In the basement of a Madrid hotel, the reality of the threat from Russia is laid bare by one Ukrainian MP and ally of President Zelensky.
He's here in person at the Nato summit to make the case for his country's future, and the help it needs to survive.
Oleksiy Goncharenko tells us Moscow is deploying what he calls "scorched earth tactics"; there is a 1,000 mile front line and Ukraine needs ten times more arms to face up to Russia's advance.
45,000 heavy shells and rockets were fired into the Donbas region of Ukraine in one day.
He says: "400 million people are dependent on calories from Ukraine," arguing President Putin is creating "100 million hostages by starving".
Mr Goncharenko knows he and his country won't get what he wants from this summit, what is called a Membership Action Plan for joining the military alliance.
But he will talk to everyone and anyone who will listen to pleas for more help.
Down the road at the summit venue, the language is stark.
Russia is "the most significant and direct threat to Allies' security," Nato says.
This big military alliance is getting bigger, and its biggest member is beefing up its response to Moscow.
President Biden is sending more American war planes to the UK, more ships to Spain and boosting its military presence in the Baltic States, Poland and Germany among others.
There is a pride that Finland and Sweden, shocked out of their neutrality by Moscow's invasion of Ukraine and jittery at their proximity to the Russian border, are joining the alliance, the 31st and 32nd members respectively to sign up.
How things have changed.
Not many years ago, there were stark and public criticisms of Nato, from its own members.
Donald Trump, when US president elect, called the military alliance "obsolete", President Macron of France labelled it "brain dead".
But there's a vitality born of necessity here; a collection of countries confronted by an aggressive Russia, awoken from an era of shrivelling defence budgets after the end of the Cold War.

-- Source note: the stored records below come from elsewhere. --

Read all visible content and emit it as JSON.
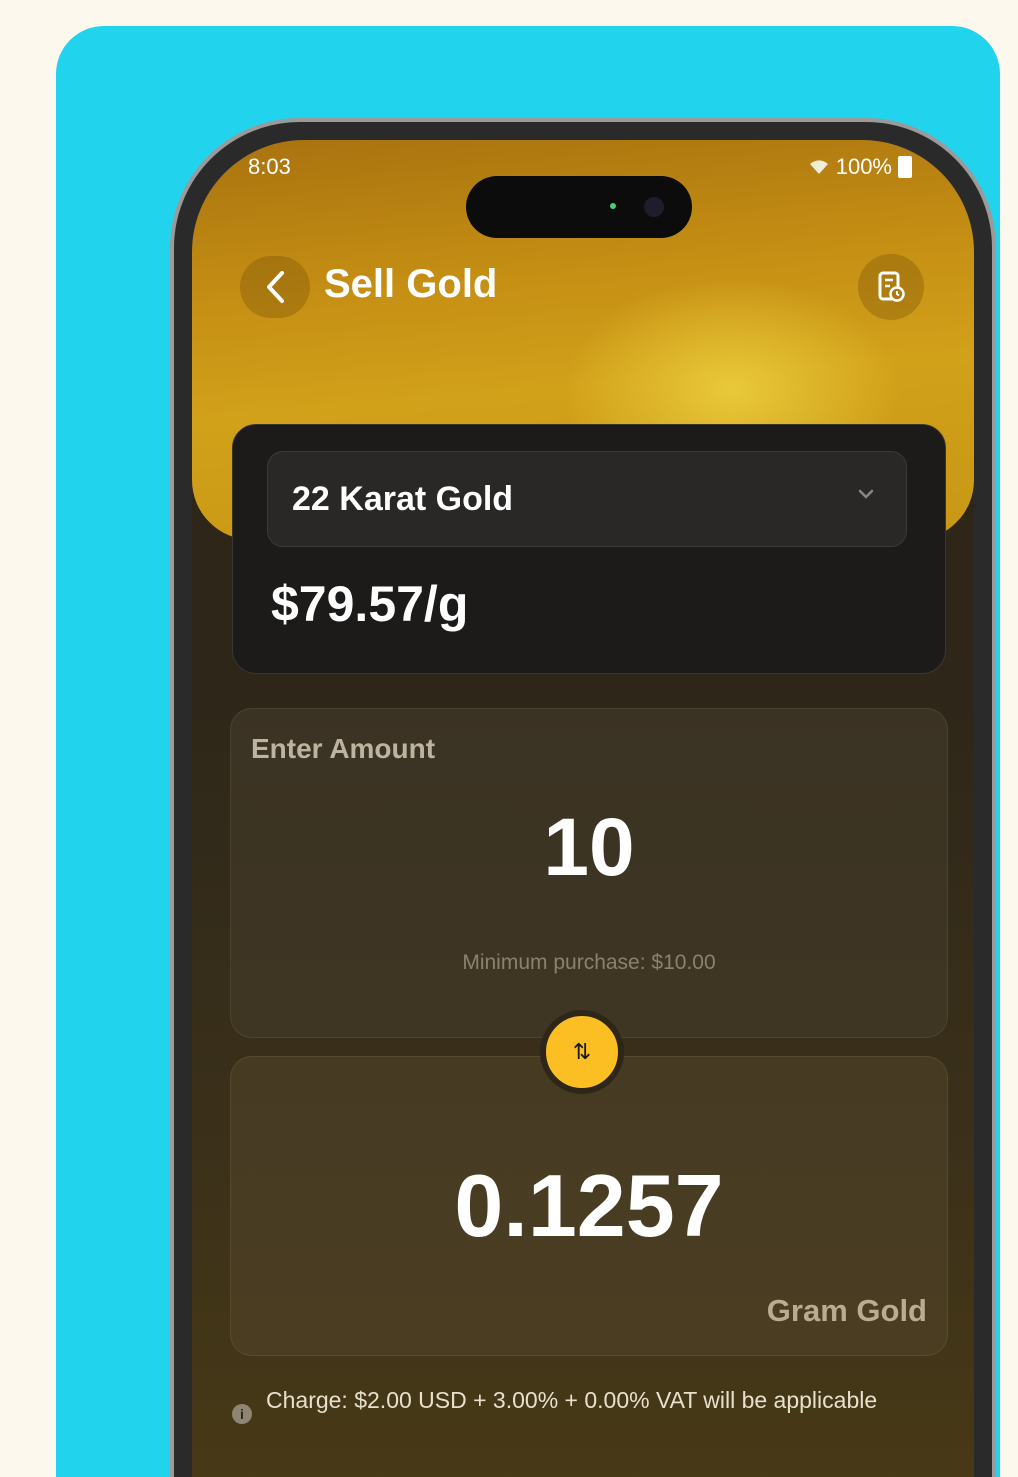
{
  "status_bar": {
    "time": "8:03",
    "signal": "📶",
    "battery": "100%"
  },
  "header": {
    "back_icon": "chevron-left-icon",
    "title": "Sell Gold",
    "history_icon": "receipt-clock-icon"
  },
  "karat_selector": {
    "selected": "22 Karat Gold",
    "price": "$79.57/g"
  },
  "amount": {
    "label": "Enter Amount",
    "value": "10",
    "minimum_note": "Minimum purchase: $10.00"
  },
  "swap": {
    "icon": "swap-vertical-icon",
    "glyph": "⇅"
  },
  "gram": {
    "value": "0.1257",
    "unit": "Gram Gold"
  },
  "charge": {
    "icon": "info-icon",
    "text": "Charge: $2.00 USD + 3.00% + 0.00% VAT will be applicable"
  },
  "colors": {
    "accent": "#fbbf24",
    "background_card": "#22d3ee",
    "gold": "#c58f14"
  }
}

The prime minister had told us repeatedly of his pride in the UK being the third biggest defence spender in the world and the biggest in Europe.
But the public bristling about the adequacy or otherwise of the budget from the defence secretary and the head of the armed forces mirrors private concerns in Parliament and beyond about what is seen as creative accounting; a peacetime budget for a bumpy geopolitical decade, as one observer put it to me.

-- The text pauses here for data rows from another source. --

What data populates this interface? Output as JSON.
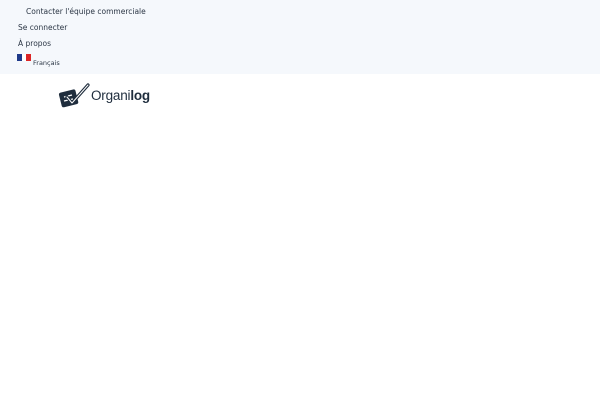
{
  "topbar": {
    "contact_sales": "Contacter l'équipe commerciale",
    "login": "Se connecter",
    "about": "À propos",
    "language": {
      "label": "Français",
      "flag_colors": [
        "#1e3a8a",
        "#ffffff",
        "#dc2626"
      ]
    }
  },
  "brand": {
    "name_light": "Organi",
    "name_bold": "log",
    "logo_color": "#1f2d3d"
  }
}
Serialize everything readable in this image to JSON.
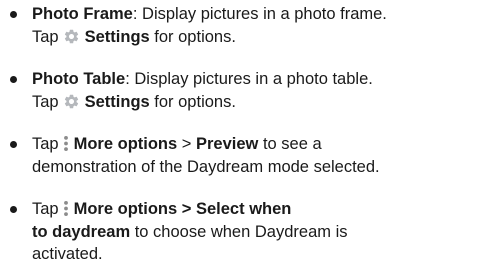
{
  "colors": {
    "text": "#1a1a1a",
    "gear_icon": "#b5b8bc",
    "dots_icon": "#8c8c8c"
  },
  "items": [
    {
      "name": "Photo Frame",
      "desc": ": Display pictures in a photo frame.",
      "tap": "Tap",
      "icon": "gear-icon",
      "settings": "Settings",
      "tail": " for options."
    },
    {
      "name": "Photo Table",
      "desc": ": Display pictures in a photo table.",
      "tap": "Tap",
      "icon": "gear-icon",
      "settings": "Settings",
      "tail": " for options."
    },
    {
      "tap": "Tap",
      "icon": "more-options-icon",
      "more": "More options",
      "sep": " > ",
      "preview": "Preview",
      "tail1": " to see a",
      "line2": "demonstration of the Daydream mode selected."
    },
    {
      "tap": "Tap",
      "icon": "more-options-icon",
      "bold1": "More options > Select when",
      "bold2": "to daydream",
      "tail2": " to choose when Daydream is",
      "line3": "activated."
    }
  ]
}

And as the threat rises, the army shrinks. The prime minister's spokesman told us it was wrong to "focus solely on numbers".
Plus, as prices spiral, money goes less far; a manifesto commitment to ensure the growth of defence spending outstripped inflation every year has been broken.
It is also true the UK's contribution to Nato outstrips that of many of its members - as this alliance faces up to a dangerous future, and a clamour for the money to match.